The worst sanctions imaginable would last, say, ten years and cost Israel all her exports. That would reduce the GDP by 30% at most, likely much less because of gray exports, import substitution, and reorienting some exports for internal consumption. Israel now wastes about that much on the army. In other words, we are wasting approximately what the worst sanctions might cost us. Given the infinitesimally small probability of the Muslims starting a war with a nuclear-only Israel, the effect of the compound tax rate (save money now, suffer sanctions later) and the relatively short term of the sanctions, a nuclear response doctrine is economically feasible for Israel.

The West might impose sanctions on Israel if she announced a nuclear retaliation policy before she actually used the weapons. Such sanctions would be very weak: the West hesitates to apply them even to illegal nuclear proliferators. Weak liberal democracies hesitate to counter anything but immediate threats. Strong sanctions in response to a mere policy are unlikely. If anything, the West would try to stave off nuclear confrontation by bribing Israel, offering free conventional weapons, and pressuring Muslims not to provoke Israel. Still another option is to announce the policy implicitly. Israel does not formally acknowledge even owning nuclear weapons. She could dismantle the army and leak the information about a nuclear response doctrine. Israel suffered no sanctions when she developed a nuclear bomb.
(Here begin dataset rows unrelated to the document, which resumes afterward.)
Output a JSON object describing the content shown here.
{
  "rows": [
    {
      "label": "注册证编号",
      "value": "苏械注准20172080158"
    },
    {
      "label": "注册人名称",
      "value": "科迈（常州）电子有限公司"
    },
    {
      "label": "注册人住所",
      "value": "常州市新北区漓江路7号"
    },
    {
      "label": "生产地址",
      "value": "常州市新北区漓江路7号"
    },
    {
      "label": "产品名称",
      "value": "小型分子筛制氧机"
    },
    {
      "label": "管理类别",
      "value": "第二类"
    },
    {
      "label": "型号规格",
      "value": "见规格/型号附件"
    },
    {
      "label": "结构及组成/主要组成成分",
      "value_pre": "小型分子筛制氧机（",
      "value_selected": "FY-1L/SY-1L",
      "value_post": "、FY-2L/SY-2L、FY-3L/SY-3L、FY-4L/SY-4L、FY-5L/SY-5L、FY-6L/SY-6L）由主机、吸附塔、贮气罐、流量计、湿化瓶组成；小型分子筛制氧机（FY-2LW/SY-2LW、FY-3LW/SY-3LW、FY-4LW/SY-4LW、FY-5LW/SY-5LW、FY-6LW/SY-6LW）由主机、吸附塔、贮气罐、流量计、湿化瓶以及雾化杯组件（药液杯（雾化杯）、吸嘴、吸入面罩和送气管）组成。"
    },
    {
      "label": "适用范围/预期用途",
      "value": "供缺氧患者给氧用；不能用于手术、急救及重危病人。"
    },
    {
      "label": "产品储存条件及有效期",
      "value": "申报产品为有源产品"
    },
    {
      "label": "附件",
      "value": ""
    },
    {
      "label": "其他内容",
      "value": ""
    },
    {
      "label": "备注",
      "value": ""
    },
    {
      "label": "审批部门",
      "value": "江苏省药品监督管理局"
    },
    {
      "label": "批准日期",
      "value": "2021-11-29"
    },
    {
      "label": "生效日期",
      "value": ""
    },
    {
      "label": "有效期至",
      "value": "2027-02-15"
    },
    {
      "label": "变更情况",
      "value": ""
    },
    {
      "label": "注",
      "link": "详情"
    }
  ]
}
Israel is a tiny country surrounded by a sea of hostile Muslims. They have expelled Christians from the Middle East often before, even though they took decades or sometimes centuries to do it. Israel cannot survive with regular defense arrangements. The Muslims are ready to sacrifice their armies at Israel’s borders. They have failed several times but will try again and again. Their downside is limited: an army, perhaps a few cities, destroyed. Israel’s only chance to shed the Muslims is to increase the downside of aggression. Israel has enough nuclear bombs to wipe the Muslim Middle East out. The Muslims will not attack Israel if they know that a wholesale attack on Israel spells the end of their world. Muslims submit to the strong and would acquiesce to a strong Israel but never to a weak Israel that limits retaliation.

Israelis would feel much safer under a firm nuclear umbrella. Conscription will be short with few or probably no mobilizations. The tax burden will decrease. The economic distortions caused by a huge army will disappear. Her Muslim neighbors will respect a strong and dangerously mad Israel. A nice country it will be.